● **TRY IT**
All pictures are to be excluded when the data below is output verbatim.

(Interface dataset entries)
• • • •
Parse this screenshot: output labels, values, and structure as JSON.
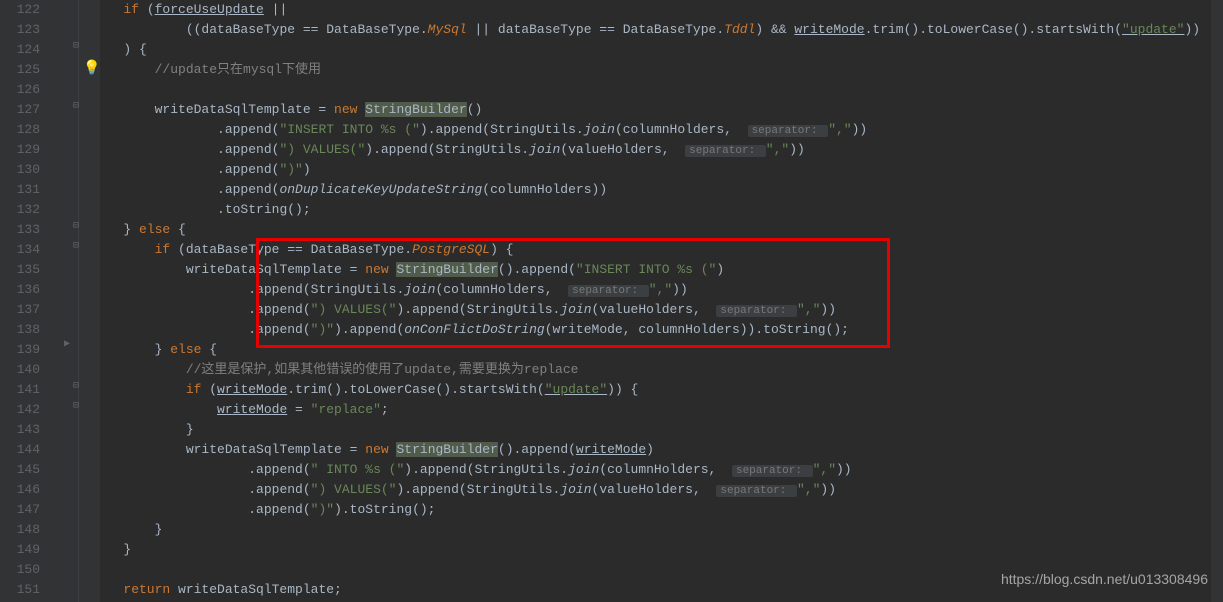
{
  "gutter": {
    "start": 122,
    "end": 151
  },
  "code": {
    "l122_kw1": "if",
    "l122_p1": " (",
    "l122_var1": "forceUseUpdate",
    "l122_p2": " ||",
    "l123_p1": "((dataBaseType == DataBaseType.",
    "l123_mysql": "MySql",
    "l123_p2": " || dataBaseType == DataBaseType.",
    "l123_tddl": "Tddl",
    "l123_p3": ") && ",
    "l123_writemode": "writeMode",
    "l123_p4": ".trim().toLowerCase().startsWith(",
    "l123_str": "\"update\"",
    "l123_p5": "))",
    "l124_p": ") {",
    "l125_comment": "//update只在mysql下使用",
    "l127_p1": "writeDataSqlTemplate = ",
    "l127_new": "new ",
    "l127_sb": "StringBuilder",
    "l127_p2": "()",
    "l128_p1": ".append(",
    "l128_str": "\"INSERT INTO %s (\"",
    "l128_p2": ").append(StringUtils.",
    "l128_join": "join",
    "l128_p3": "(columnHolders, ",
    "l128_hint": "separator: ",
    "l128_str2": "\",\"",
    "l128_p4": "))",
    "l129_p1": ".append(",
    "l129_str": "\") VALUES(\"",
    "l129_p2": ").append(StringUtils.",
    "l129_join": "join",
    "l129_p3": "(valueHolders, ",
    "l129_hint": "separator: ",
    "l129_str2": "\",\"",
    "l129_p4": "))",
    "l130_p1": ".append(",
    "l130_str": "\")\"",
    "l130_p2": ")",
    "l131_p1": ".append(",
    "l131_method": "onDuplicateKeyUpdateString",
    "l131_p2": "(columnHolders))",
    "l132_p": ".toString();",
    "l133_p1": "} ",
    "l133_else": "else",
    "l133_p2": " {",
    "l134_if": "if",
    "l134_p1": " (dataBaseType == DataBaseType.",
    "l134_pg": "PostgreSQL",
    "l134_p2": ") {",
    "l135_p1": "writeDataSqlTemplate = ",
    "l135_new": "new ",
    "l135_sb": "StringBuilder",
    "l135_p2": "().append(",
    "l135_str": "\"INSERT INTO %s (\"",
    "l135_p3": ")",
    "l136_p1": ".append(StringUtils.",
    "l136_join": "join",
    "l136_p2": "(columnHolders, ",
    "l136_hint": "separator: ",
    "l136_str": "\",\"",
    "l136_p3": "))",
    "l137_p1": ".append(",
    "l137_str": "\") VALUES(\"",
    "l137_p2": ").append(StringUtils.",
    "l137_join": "join",
    "l137_p3": "(valueHolders, ",
    "l137_hint": "separator: ",
    "l137_str2": "\",\"",
    "l137_p4": "))",
    "l138_p1": ".append(",
    "l138_str": "\")\"",
    "l138_p2": ").append(",
    "l138_method": "onConFlictDoString",
    "l138_p3": "(writeMode, columnHolders)).toString();",
    "l139_p1": "} ",
    "l139_else": "else",
    "l139_p2": " {",
    "l140_comment": "//这里是保护,如果其他错误的使用了update,需要更换为replace",
    "l141_if": "if",
    "l141_p1": " (",
    "l141_writemode": "writeMode",
    "l141_p2": ".trim().toLowerCase().startsWith(",
    "l141_str": "\"update\"",
    "l141_p3": ")) {",
    "l142_writemode": "writeMode",
    "l142_p1": " = ",
    "l142_str": "\"replace\"",
    "l142_p2": ";",
    "l143_p": "}",
    "l144_p1": "writeDataSqlTemplate = ",
    "l144_new": "new ",
    "l144_sb": "StringBuilder",
    "l144_p2": "().append(",
    "l144_writemode": "writeMode",
    "l144_p3": ")",
    "l145_p1": ".append(",
    "l145_str": "\" INTO %s (\"",
    "l145_p2": ").append(StringUtils.",
    "l145_join": "join",
    "l145_p3": "(columnHolders, ",
    "l145_hint": "separator: ",
    "l145_str2": "\",\"",
    "l145_p4": "))",
    "l146_p1": ".append(",
    "l146_str": "\") VALUES(\"",
    "l146_p2": ").append(StringUtils.",
    "l146_join": "join",
    "l146_p3": "(valueHolders, ",
    "l146_hint": "separator: ",
    "l146_str2": "\",\"",
    "l146_p4": "))",
    "l147_p1": ".append(",
    "l147_str": "\")\"",
    "l147_p2": ").toString();",
    "l148_p": "}",
    "l149_p": "}",
    "l151_return": "return",
    "l151_p": " writeDataSqlTemplate;"
  },
  "watermark": "https://blog.csdn.net/u013308496"
}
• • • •
● **ANSWER**
Parse this screenshot: output labels, values, and structure as JSON.
{
  "gutter": {
    "start": 122,
    "end": 151
  },
  "code": {
    "l122_kw1": "if",
    "l122_p1": " (",
    "l122_var1": "forceUseUpdate",
    "l122_p2": " ||",
    "l123_p1": "((dataBaseType == DataBaseType.",
    "l123_mysql": "MySql",
    "l123_p2": " || dataBaseType == DataBaseType.",
    "l123_tddl": "Tddl",
    "l123_p3": ") && ",
    "l123_writemode": "writeMode",
    "l123_p4": ".trim().toLowerCase().startsWith(",
    "l123_str": "\"update\"",
    "l123_p5": "))",
    "l124_p": ") {",
    "l125_comment": "//update只在mysql下使用",
    "l127_p1": "writeDataSqlTemplate = ",
    "l127_new": "new ",
    "l127_sb": "StringBuilder",
    "l127_p2": "()",
    "l128_p1": ".append(",
    "l128_str": "\"INSERT INTO %s (\"",
    "l128_p2": ").append(StringUtils.",
    "l128_join": "join",
    "l128_p3": "(columnHolders, ",
    "l128_hint": "separator: ",
    "l128_str2": "\",\"",
    "l128_p4": "))",
    "l129_p1": ".append(",
    "l129_str": "\") VALUES(\"",
    "l129_p2": ").append(StringUtils.",
    "l129_join": "join",
    "l129_p3": "(valueHolders, ",
    "l129_hint": "separator: ",
    "l129_str2": "\",\"",
    "l129_p4": "))",
    "l130_p1": ".append(",
    "l130_str": "\")\"",
    "l130_p2": ")",
    "l131_p1": ".append(",
    "l131_method": "onDuplicateKeyUpdateString",
    "l131_p2": "(columnHolders))",
    "l132_p": ".toString();",
    "l133_p1": "} ",
    "l133_else": "else",
    "l133_p2": " {",
    "l134_if": "if",
    "l134_p1": " (dataBaseType == DataBaseType.",
    "l134_pg": "PostgreSQL",
    "l134_p2": ") {",
    "l135_p1": "writeDataSqlTemplate = ",
    "l135_new": "new ",
    "l135_sb": "StringBuilder",
    "l135_p2": "().append(",
    "l135_str": "\"INSERT INTO %s (\"",
    "l135_p3": ")",
    "l136_p1": ".append(StringUtils.",
    "l136_join": "join",
    "l136_p2": "(columnHolders, ",
    "l136_hint": "separator: ",
    "l136_str": "\",\"",
    "l136_p3": "))",
    "l137_p1": ".append(",
    "l137_str": "\") VALUES(\"",
    "l137_p2": ").append(StringUtils.",
    "l137_join": "join",
    "l137_p3": "(valueHolders, ",
    "l137_hint": "separator: ",
    "l137_str2": "\",\"",
    "l137_p4": "))",
    "l138_p1": ".append(",
    "l138_str": "\")\"",
    "l138_p2": ").append(",
    "l138_method": "onConFlictDoString",
    "l138_p3": "(writeMode, columnHolders)).toString();",
    "l139_p1": "} ",
    "l139_else": "else",
    "l139_p2": " {",
    "l140_comment": "//这里是保护,如果其他错误的使用了update,需要更换为replace",
    "l141_if": "if",
    "l141_p1": " (",
    "l141_writemode": "writeMode",
    "l141_p2": ".trim().toLowerCase().startsWith(",
    "l141_str": "\"update\"",
    "l141_p3": ")) {",
    "l142_writemode": "writeMode",
    "l142_p1": " = ",
    "l142_str": "\"replace\"",
    "l142_p2": ";",
    "l143_p": "}",
    "l144_p1": "writeDataSqlTemplate = ",
    "l144_new": "new ",
    "l144_sb": "StringBuilder",
    "l144_p2": "().append(",
    "l144_writemode": "writeMode",
    "l144_p3": ")",
    "l145_p1": ".append(",
    "l145_str": "\" INTO %s (\"",
    "l145_p2": ").append(StringUtils.",
    "l145_join": "join",
    "l145_p3": "(columnHolders, ",
    "l145_hint": "separator: ",
    "l145_str2": "\",\"",
    "l145_p4": "))",
    "l146_p1": ".append(",
    "l146_str": "\") VALUES(\"",
    "l146_p2": ").append(StringUtils.",
    "l146_join": "join",
    "l146_p3": "(valueHolders, ",
    "l146_hint": "separator: ",
    "l146_str2": "\",\"",
    "l146_p4": "))",
    "l147_p1": ".append(",
    "l147_str": "\")\"",
    "l147_p2": ").toString();",
    "l148_p": "}",
    "l149_p": "}",
    "l151_return": "return",
    "l151_p": " writeDataSqlTemplate;"
  },
  "watermark": "https://blog.csdn.net/u013308496"
}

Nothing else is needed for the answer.